This Fellowship is open to those whose research is principally in one or more of the following subject areas:
Asian & Middle Eastern Studies; Anthropology; Archaeology; Classics; Economics; History (limited to Modern History from circa 1800); History of Art; Land Economy; Politics & International Studies.
There is an additional stipendiary JRF open to those whose research is principally in one or more of the following subject areas:
Anthropology; Ethnology; History or Contemporary Issues (eg economics, sociology or politics)
In specified countries within the South Asian, East Asian or Pacific Basin regions (see the application web site for further details).
Please note that applications in eligible subject areas will be considered for both the Stipendiary and the George Kingsley Roth Junior Research Fellowships.
5. Call for Contributors
Literary Snippets: Colophons Across Space and Time
Sabine Schmidtke and George A. Kiraz
(Institute for Advanced Study)
The colophon, the ultimate or “crowing touch” _paragraphs of a manuscript or a book, provides readers with a the historical context in which the scribe produced the manuscript (or the publisher, a book). At its most fundamental level, the colophon gives us the “metadata” _of the manuscript: who was the scribe? When and where was the manuscript produced? For whom was it produced and who paid for it?
But colophons are far more rich. They are literary works on their own right, having a style and rhetoric independent of the main literary text of the manuscript. Some are assertive, providing contextual data about the scribe/publisher and manuscript/book; others are expressive, demonstrating the scribe’s feelings and wishes. Some are directive, asking the reader for an action; others declarative, providing all sorts of statements about the scribe/publisher or even the reader. The latter sometimes provide historical facts otherwise lost to histories: wars, earthquakes, religious events, legal agreements, etc. The aim of this volume is to bring together scholars from various disciplines to study colophons in Middle Eastern manuscripts in various languages and traditions across space and time, including, but not limited to, Arabic, Armenian, Coptic, Ethiopian, Hebrew, Persian, and Syriac—as well as the ancient tra-ditions of Egypt and Mesopotamia. Topics may include:
The colophon as a literary genre
Typology of colophons
The formulaic structure of colophons
Factoids found in colophons

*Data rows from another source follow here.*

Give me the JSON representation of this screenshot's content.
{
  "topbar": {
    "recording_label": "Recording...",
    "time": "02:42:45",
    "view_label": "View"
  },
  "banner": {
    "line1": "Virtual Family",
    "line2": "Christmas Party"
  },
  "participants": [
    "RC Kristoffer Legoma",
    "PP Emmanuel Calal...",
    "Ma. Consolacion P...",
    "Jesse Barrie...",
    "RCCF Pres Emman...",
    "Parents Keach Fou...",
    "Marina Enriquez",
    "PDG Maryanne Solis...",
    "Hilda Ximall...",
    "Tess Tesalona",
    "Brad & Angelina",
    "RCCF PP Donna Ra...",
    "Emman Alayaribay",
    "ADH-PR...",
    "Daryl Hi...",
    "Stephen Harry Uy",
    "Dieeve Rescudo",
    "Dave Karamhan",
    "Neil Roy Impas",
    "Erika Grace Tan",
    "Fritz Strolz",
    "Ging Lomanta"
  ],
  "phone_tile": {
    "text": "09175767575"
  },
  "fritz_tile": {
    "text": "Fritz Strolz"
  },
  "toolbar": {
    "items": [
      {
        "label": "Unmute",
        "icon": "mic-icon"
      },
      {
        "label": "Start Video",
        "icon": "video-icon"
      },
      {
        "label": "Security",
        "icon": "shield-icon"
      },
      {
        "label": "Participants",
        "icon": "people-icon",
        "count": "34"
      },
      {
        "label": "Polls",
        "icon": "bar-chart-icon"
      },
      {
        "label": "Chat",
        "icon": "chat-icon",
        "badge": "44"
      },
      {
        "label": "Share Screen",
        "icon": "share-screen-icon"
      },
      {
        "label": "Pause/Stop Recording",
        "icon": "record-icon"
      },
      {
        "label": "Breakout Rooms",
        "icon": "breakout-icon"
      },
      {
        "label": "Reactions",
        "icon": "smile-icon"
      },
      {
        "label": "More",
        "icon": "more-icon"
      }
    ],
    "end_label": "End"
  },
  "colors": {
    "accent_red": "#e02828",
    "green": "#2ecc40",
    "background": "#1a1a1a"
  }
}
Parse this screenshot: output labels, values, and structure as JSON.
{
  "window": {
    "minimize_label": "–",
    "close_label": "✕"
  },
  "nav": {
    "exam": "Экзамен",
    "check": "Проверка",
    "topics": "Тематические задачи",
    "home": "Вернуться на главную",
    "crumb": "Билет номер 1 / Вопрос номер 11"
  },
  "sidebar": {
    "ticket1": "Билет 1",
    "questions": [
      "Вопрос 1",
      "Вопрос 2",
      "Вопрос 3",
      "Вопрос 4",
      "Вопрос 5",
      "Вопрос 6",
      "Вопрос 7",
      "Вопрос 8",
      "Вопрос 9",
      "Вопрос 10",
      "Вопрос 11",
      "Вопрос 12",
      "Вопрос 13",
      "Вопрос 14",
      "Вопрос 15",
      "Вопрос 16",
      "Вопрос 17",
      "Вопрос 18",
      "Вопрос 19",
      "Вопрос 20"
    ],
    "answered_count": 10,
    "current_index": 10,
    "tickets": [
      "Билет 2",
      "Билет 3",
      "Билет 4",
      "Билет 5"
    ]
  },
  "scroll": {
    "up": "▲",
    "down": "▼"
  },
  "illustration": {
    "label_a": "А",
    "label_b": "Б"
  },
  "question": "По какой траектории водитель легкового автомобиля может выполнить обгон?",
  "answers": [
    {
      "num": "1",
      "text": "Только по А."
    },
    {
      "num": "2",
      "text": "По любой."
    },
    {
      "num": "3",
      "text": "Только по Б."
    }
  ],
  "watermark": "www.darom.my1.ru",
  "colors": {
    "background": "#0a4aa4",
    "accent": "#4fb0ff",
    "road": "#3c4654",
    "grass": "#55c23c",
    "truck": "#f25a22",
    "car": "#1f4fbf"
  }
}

How can colophons confirm/help reconstruct historical events?
Colophons born in print publications or born digital
Scholars interested in contributing may send via email a proposal between 1,000 and 3000 words (i.e. a good first draft) for consideration. After acceptance, final papers are expected to be around 6,000 words +/-. Proposals are to focus on the colophon (i.e. not a study of the main literary text of the manuscript). Papers are expected to have an analytical component. Comparative analyses across traditions is encour-aged but not required.
Proposal submission deadline is December 15, 2021. Final papers are due April 1, 2022. Submissions are to be sent via email directly to George A. Kiraz at email@example.com.
6. Call for Posters: ASMEA Annual Conference
The Association for the Study of the Middle East and Africa (ASMEA) is pleased to invite undergraduate students to participate in its Poster Competition at the Fourteenth Annual Conference being held November 13 – 15, 2021 in Washington, D.C.
In addition, we will award Travel Grants of up to $500 to assist in covering costs associated with attending the event. This competitive opportunity is open to student members of the Association. Undergraduates can join at this membership level here.
Presenting a poster is an excellent opportunity for young scholars to showcase their work in a visual format that promotes discussion, enables interaction with seasoned academics, and receive feedback about their projects.
Information for applicants:
Posters will be judged by how well the presenter demonstrates understanding of their subject matter as well as by the clarity of their presentation.
7. Perspectives on Academic Persian
Abbas Aghdassi, ed.